In this post-Cold War world, we do not advocate abolition of the military. We believe it plays a key role in security. We do recognize the right of every country to determine its own security. However, the time has come to redefine the missions of our militaries to fit this new era of democracy and scarce resources.
We will share ideas and experiences on these changes and how to approach them. For example, we will talk about greater ties between civilian and military institutions and the urgent need for civilian expertise. One way this expertise could be developed is by expanding national security studies at the Inter-American Defense College, so that civilians and military can better understand each others' contributions. We will discuss how the armed forces can sometimes contribute to national development in special areas of acute need and, as we agreed at the Miami summit, to find practical ways to protect human rights.
We have created an ambitious agenda together, but we have ambitious hopes for our hemisphere. Our hopes are for a hemisphere of nations that talk together, work together, trade together and face our mutual security challenges together. All in the spirit of openness, cooperation and democracy.
The great Latin American hero, Jose Marti, said: "It is not enough to come to the defense of freedom with epic and intermittent efforts when it is threatened at moments of crisis. Every moment is critical for the preservation of freedom."
Well, this is a critical moment for our hemisphere. The friends we make and the ideas we share here at Williamsburg can go a long way toward preventing moments of crisis and ensuring the defense of freedom in this hemisphere.
I thank you and I hope you have a productive and effective conference.

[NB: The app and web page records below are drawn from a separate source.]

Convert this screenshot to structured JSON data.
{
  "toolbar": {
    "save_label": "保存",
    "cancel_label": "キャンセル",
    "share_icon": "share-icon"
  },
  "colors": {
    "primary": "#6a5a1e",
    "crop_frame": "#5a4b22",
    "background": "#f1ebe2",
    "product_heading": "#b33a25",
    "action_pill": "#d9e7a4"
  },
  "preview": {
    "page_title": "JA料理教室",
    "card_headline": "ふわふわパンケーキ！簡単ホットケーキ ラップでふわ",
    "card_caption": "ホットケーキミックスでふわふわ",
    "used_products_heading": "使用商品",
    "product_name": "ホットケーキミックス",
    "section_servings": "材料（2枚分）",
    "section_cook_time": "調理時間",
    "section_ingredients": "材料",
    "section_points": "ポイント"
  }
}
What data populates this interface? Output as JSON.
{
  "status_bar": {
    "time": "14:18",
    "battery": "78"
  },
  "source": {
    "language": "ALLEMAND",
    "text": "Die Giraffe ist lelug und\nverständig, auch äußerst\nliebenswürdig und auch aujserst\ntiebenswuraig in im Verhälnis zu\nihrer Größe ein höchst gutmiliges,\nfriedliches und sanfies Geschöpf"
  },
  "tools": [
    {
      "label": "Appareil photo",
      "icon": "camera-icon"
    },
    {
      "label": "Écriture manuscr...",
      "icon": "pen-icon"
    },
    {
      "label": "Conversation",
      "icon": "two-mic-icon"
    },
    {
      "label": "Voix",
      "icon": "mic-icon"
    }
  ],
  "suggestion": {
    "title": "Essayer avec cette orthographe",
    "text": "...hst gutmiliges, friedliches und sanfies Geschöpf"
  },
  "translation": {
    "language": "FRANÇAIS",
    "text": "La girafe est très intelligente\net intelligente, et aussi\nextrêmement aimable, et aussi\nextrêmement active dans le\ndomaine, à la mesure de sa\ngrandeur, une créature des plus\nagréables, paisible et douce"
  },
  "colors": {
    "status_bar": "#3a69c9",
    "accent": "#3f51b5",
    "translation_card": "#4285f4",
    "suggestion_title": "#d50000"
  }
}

Published for internal information use by the American Forces Information Service, a field activity of the Office of the Assistant to the Secretary of Defense (Public Affairs), Washington, D.C. Parenthetical entries are speaker/author notes; bracketed entries are editorial notes. This material is in the public domain and may be reprinted without permission. Defense Issues is available on the Internet via the World Wide Web at http://www.defenselink.mil/speeches/index.html